For a Toronto community once notorious for crime and the influence of organized gangs, two shootings this month targeting innocent victims at the same spot, less than 24 hours apart, were more than just a chilling outbreak of indiscriminate violence.

The shootings that killed a newcomer to Canada supporting four children in Ghana and critically injured a 16-year-old boy also marked a setback for the neighbourhood around Jane and Finch, which community workers and experts say has made progress in addressing its reputation as one of Toronto's most troubled areas.

Police have said that gun violence in the northwest Toronto area "was at a 10-year low" last year.

Pensions still moving too slow on climate: report

A new report by an advocacy group says Canada's largest public pension funds are showing modest improvements on climate action but are moving too slowly overall.

The progress report from Shift Action for Pension Wealth and Planet Health notes that four of the 11 pension plans it examined still don't have emissions reduction targets for 2030 or 2050.

It says many of the pension funds are still not being transparent about their fossil fuel holdings, and none have acknowledged the need to phase them out.

Shift says there were some improvements, including the first climate plans out of the Ontario Municipal Employees Retirement System and the Healthcare of Ontario Pension Plan.

Ontario euthanizes raccoons, charges rehabber

Ontario has euthanized 84 raccoons and laid dozens of charges in its investigation of a wildlife rehabilitation centre.

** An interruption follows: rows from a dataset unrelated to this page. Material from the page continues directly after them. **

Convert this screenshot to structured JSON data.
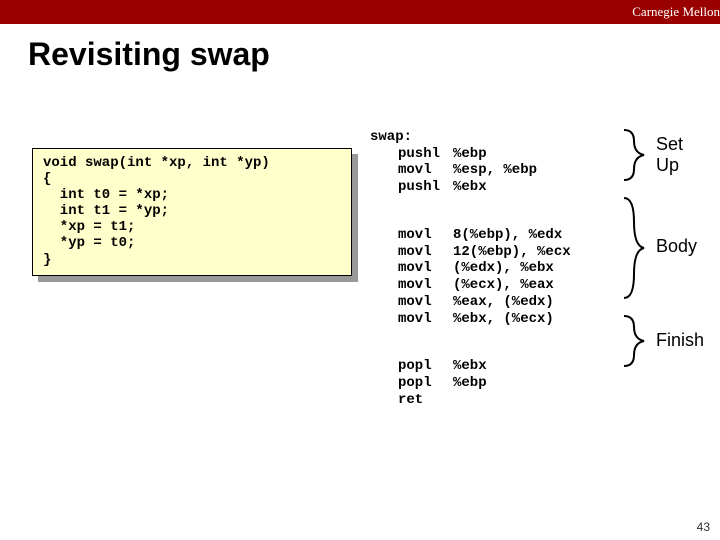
{
  "header": {
    "org": "Carnegie Mellon"
  },
  "title": "Revisiting swap",
  "code": "void swap(int *xp, int *yp)\n{\n  int t0 = *xp;\n  int t1 = *yp;\n  *xp = t1;\n  *yp = t0;\n}",
  "asm": {
    "label": "swap:",
    "setup": [
      {
        "op": "pushl",
        "args": "%ebp"
      },
      {
        "op": "movl",
        "args": "%esp, %ebp"
      },
      {
        "op": "pushl",
        "args": "%ebx"
      }
    ],
    "body": [
      {
        "op": "movl",
        "args": "8(%ebp), %edx"
      },
      {
        "op": "movl",
        "args": "12(%ebp), %ecx"
      },
      {
        "op": "movl",
        "args": "(%edx), %ebx"
      },
      {
        "op": "movl",
        "args": "(%ecx), %eax"
      },
      {
        "op": "movl",
        "args": "%eax, (%edx)"
      },
      {
        "op": "movl",
        "args": "%ebx, (%ecx)"
      }
    ],
    "finish": [
      {
        "op": "popl",
        "args": "%ebx"
      },
      {
        "op": "popl",
        "args": "%ebp"
      },
      {
        "op": "ret",
        "args": ""
      }
    ]
  },
  "annot": {
    "setup_l1": "Set",
    "setup_l2": "Up",
    "body": "Body",
    "finish": "Finish"
  },
  "page": "43"
}
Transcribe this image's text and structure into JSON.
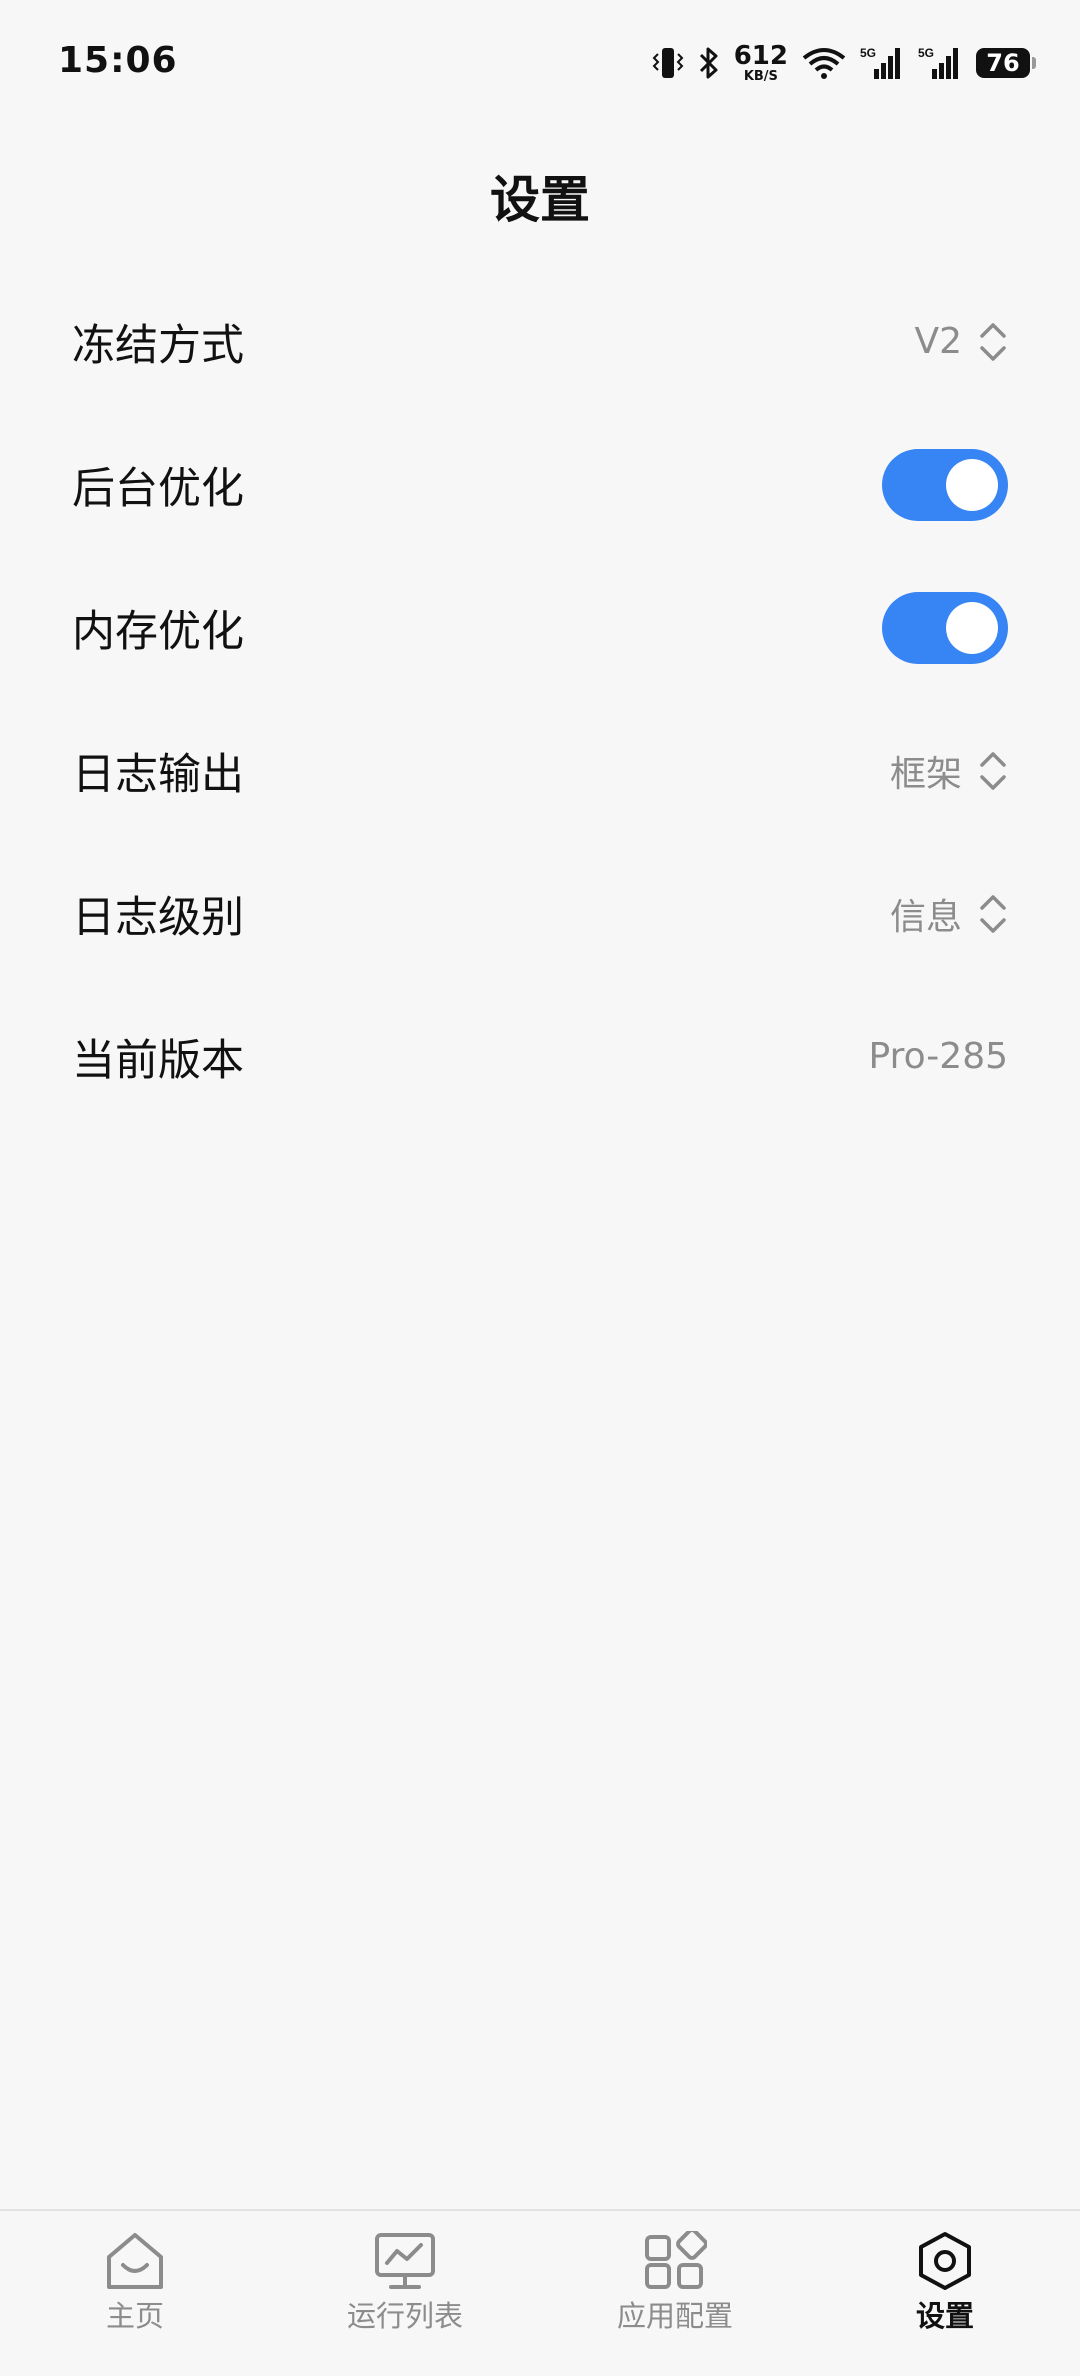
{
  "status_bar": {
    "time": "15:06",
    "net_speed": "612",
    "net_speed_unit": "KB/S",
    "battery": "76",
    "icons": [
      "vibrate-icon",
      "bluetooth-icon",
      "wifi-icon",
      "signal-5g-icon",
      "signal-5g-icon"
    ]
  },
  "header": {
    "title": "设置"
  },
  "settings": [
    {
      "label": "冻结方式",
      "type": "select",
      "value": "V2"
    },
    {
      "label": "后台优化",
      "type": "toggle",
      "enabled": true
    },
    {
      "label": "内存优化",
      "type": "toggle",
      "enabled": true
    },
    {
      "label": "日志输出",
      "type": "select",
      "value": "框架"
    },
    {
      "label": "日志级别",
      "type": "select",
      "value": "信息"
    },
    {
      "label": "当前版本",
      "type": "text",
      "value": "Pro-285"
    }
  ],
  "bottom_nav": {
    "items": [
      {
        "label": "主页",
        "icon": "home-icon",
        "active": false
      },
      {
        "label": "运行列表",
        "icon": "monitor-icon",
        "active": false
      },
      {
        "label": "应用配置",
        "icon": "apps-grid-icon",
        "active": false
      },
      {
        "label": "设置",
        "icon": "hexagon-settings-icon",
        "active": true
      }
    ]
  },
  "colors": {
    "background": "#f7f7f7",
    "accent": "#3784f5",
    "text_primary": "#111111",
    "text_secondary": "#8c8c8c"
  }
}
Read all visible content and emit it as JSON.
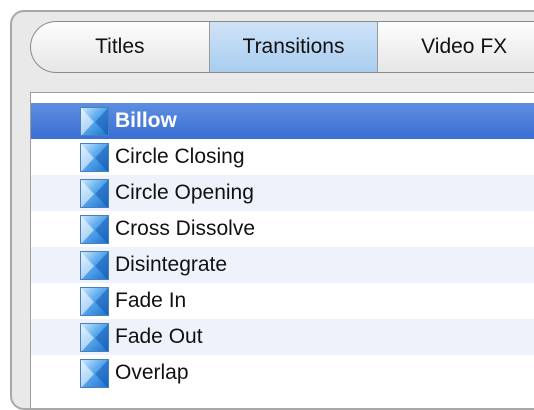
{
  "tabs": [
    {
      "label": "Titles",
      "selected": false
    },
    {
      "label": "Transitions",
      "selected": true
    },
    {
      "label": "Video FX",
      "selected": false
    }
  ],
  "transitions": [
    {
      "label": "Billow",
      "selected": true,
      "icon": "transition-icon"
    },
    {
      "label": "Circle Closing",
      "selected": false,
      "icon": "transition-icon"
    },
    {
      "label": "Circle Opening",
      "selected": false,
      "icon": "transition-icon"
    },
    {
      "label": "Cross Dissolve",
      "selected": false,
      "icon": "transition-icon"
    },
    {
      "label": "Disintegrate",
      "selected": false,
      "icon": "transition-icon"
    },
    {
      "label": "Fade In",
      "selected": false,
      "icon": "transition-icon"
    },
    {
      "label": "Fade Out",
      "selected": false,
      "icon": "transition-icon"
    },
    {
      "label": "Overlap",
      "selected": false,
      "icon": "transition-icon"
    }
  ],
  "colors": {
    "selection": "#3a6fd4",
    "selected_tab": "#a9cdf0",
    "alternate_row": "#eef3fb"
  }
}
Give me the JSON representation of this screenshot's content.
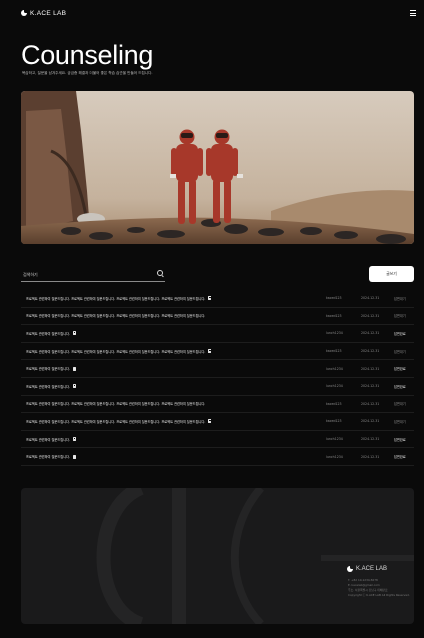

Mally's Third Chance Raccoon Rescue in Kawartha Lakes, Ontario, is outraged and demanding accountability from the Ministry of Natural Resources and Forestry over its handling of the animals.

Mally's helps rehabilitate injured and orphaned raccoons and returns them to the wild once they are able.

Court documents show the owners of Mally's, Derek Zavitsky and Barbara Zavitsky, collectively face more than 40 counts laid under the Fish and Wildlife Conservation Act.

Why so many of Canada's discount airlines fail

Now-defunct Lynx Air is the latest in a long line of discount carriers that failed to take off.

Stiff competition, high fees and Canada’s vast geography make it hard for airlines to succeed in the long term.

Lynx, which filed for creditor protection Thursday, is at least the eighth budget airline to take off and then fizzle out since 2000.

It joins the ranks of shuttered carriers such as Roots Air, CanJet and Swoop.

This report by The Canadian Press was first published Feb. 27, 2024.

The Canadian Press